Tennessee World War I Questionnaires

Veterans questionnaires are a fantastic resource to uncover personal and military information on our ancestors. World War I research was a challenge before 2014 when there was limited military information available online. This trend is changing, and Tennessee has joined a growing number of states that are digitizing these essential records. Each two-sided card includes details such as:

  • each veteran’s name
  • date and place of birth
  • occupation and marital status
  • name and birthplaces of parents
  • names and address of next of kin
  • church preference and education level
  • date and place of service
  • the branch of service
  • military company and regiment name and rank
  • training camp name and location
  • date of sailings
  • promotions, honors, battles, casualties and discharge dates

This is a must-consult resource for your Tennessee ancestors!


Zooniverse markets its site as ‘people-powered research.’ Unlike sites such as FamilySearch or FromThePage, Zooniverse is a cross-disciplinary transcription site that offers projects such as SquirrelMapper, Plankton-Portal, Click-A-Coral and Solar Jet Hunter. Genealogists and historians will feel right at home browsing and transcribing records from archives, museums, private collections and institutions in the United States and around the world.

Picturing Michigan’s Past

Anyone hunting for their family’s postcards will get a boost from visiting this site! The David V. Tinder Collection of Michigan Photography has digitized 60,000 postcards depicting the people, places, transportation and disasters in almost every county in Michigan from the early 1900s to the 1950s. The subject tagging of the cards has been completed, and now you can help transcribe the names, addresses and messages on each image. The images from this collection have been tagged by subject and include locations from all over the state. Postcard collections are rarely this well organized or transcribed for ease of use, so if your library, archive or historical/genealogical society is looking to undertake a similar project, check out this site!

Brick Wall Busting Transcription Projects!

Brick Wall Busting Transcription Projects!

Virginia WWII Separation Notices

Typeset and completely readable, this collection from the Library of Virginia includes separation notices for all military branches. These one-page documents provide a summary of each WWII veteran’s service and provide information on enlistment and discharge dates, proof of service and eligibility for certain benefits. As most World War II records remain in archives and out of reach due to privacy issues, this collection gives genealogists an idea of what to expect as more records are released by state institutions and federal archives.

Brick Wall Busting Transcription Projects!

Beyond Borders: Transcribing Historic Maine Land Documents

Help turn a collection of 17th, 18th and 19th-century handwritten documents relating to Maine’s land history into text that students, teachers and historians may more easily read, search and access!
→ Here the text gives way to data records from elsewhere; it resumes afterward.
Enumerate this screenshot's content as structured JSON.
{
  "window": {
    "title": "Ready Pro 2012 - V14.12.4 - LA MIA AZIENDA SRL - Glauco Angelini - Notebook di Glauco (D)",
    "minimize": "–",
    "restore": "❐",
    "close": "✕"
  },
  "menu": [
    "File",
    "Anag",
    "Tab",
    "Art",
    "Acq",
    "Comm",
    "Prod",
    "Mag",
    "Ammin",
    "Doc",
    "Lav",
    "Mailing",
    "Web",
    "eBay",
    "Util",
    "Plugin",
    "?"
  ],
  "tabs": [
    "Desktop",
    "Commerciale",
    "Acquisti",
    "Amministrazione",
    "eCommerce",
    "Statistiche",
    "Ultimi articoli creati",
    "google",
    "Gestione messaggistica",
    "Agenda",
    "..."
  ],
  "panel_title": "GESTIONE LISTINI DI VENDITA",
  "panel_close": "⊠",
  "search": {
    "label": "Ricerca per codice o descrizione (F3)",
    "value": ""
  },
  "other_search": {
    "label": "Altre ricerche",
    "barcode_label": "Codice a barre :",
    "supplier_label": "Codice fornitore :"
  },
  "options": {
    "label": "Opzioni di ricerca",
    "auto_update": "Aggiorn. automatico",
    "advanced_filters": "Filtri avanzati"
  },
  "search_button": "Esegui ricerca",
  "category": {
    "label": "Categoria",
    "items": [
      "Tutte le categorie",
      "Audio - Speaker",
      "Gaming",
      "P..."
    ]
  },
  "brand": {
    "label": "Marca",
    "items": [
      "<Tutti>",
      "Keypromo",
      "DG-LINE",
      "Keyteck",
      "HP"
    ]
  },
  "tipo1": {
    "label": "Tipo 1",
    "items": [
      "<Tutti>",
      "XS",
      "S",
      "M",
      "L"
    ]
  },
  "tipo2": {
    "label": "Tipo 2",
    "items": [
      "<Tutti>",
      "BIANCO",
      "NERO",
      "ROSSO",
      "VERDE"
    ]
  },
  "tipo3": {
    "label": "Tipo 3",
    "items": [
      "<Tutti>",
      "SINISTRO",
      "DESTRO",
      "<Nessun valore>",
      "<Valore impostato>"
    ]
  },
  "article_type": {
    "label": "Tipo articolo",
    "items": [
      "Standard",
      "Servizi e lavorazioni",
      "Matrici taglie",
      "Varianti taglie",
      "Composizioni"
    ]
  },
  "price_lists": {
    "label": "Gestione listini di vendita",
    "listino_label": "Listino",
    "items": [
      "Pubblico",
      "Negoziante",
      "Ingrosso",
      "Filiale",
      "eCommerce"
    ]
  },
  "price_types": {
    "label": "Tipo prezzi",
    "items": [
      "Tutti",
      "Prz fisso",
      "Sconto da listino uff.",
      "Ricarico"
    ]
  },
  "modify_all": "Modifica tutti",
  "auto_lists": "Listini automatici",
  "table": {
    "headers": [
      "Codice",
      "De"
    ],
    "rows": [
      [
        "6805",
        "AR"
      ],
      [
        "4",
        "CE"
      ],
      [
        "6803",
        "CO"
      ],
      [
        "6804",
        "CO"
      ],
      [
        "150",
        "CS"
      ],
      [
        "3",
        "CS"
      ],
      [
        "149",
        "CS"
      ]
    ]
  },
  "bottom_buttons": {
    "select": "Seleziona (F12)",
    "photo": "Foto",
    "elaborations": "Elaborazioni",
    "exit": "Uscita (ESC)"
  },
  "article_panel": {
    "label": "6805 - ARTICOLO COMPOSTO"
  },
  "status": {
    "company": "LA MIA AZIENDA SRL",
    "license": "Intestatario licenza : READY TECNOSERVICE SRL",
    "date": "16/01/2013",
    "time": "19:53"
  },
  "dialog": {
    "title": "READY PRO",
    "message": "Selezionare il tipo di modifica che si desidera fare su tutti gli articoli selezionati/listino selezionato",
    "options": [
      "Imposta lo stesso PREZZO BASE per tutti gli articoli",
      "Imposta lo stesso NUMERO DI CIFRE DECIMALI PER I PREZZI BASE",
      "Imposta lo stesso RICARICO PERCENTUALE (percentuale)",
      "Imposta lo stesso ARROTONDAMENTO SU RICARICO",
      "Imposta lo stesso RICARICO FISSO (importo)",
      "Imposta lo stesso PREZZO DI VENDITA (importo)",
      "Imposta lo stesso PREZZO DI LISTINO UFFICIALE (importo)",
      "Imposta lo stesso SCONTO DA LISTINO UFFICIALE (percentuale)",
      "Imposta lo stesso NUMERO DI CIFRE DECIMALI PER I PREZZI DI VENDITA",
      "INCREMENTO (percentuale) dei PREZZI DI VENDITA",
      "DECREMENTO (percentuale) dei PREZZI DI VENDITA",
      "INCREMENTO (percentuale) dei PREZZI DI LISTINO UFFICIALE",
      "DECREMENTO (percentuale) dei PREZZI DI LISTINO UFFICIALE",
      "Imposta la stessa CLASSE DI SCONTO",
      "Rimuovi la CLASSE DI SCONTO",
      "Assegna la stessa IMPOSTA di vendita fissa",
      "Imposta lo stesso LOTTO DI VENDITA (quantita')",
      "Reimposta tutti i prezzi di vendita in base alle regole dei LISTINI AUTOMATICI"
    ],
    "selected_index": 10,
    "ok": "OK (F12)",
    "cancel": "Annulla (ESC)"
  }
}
This collection has everything from personal narratives and geographical descriptions to maps and charts. This is a much-needed resource for anyone researching ancestors in Maine while it was part of the Massachusetts Bay Colony from 1652 onward.

Brick Wall Busting Transcription Projects!

Do you have a favorite transcription project or broke through a brick wall by using one of the resources we’ve listed? Drop us a line and let us know! Let’s share our successes and thank the tireless volunteers and project coordinators who are helping push our research forward!

See You At The Library!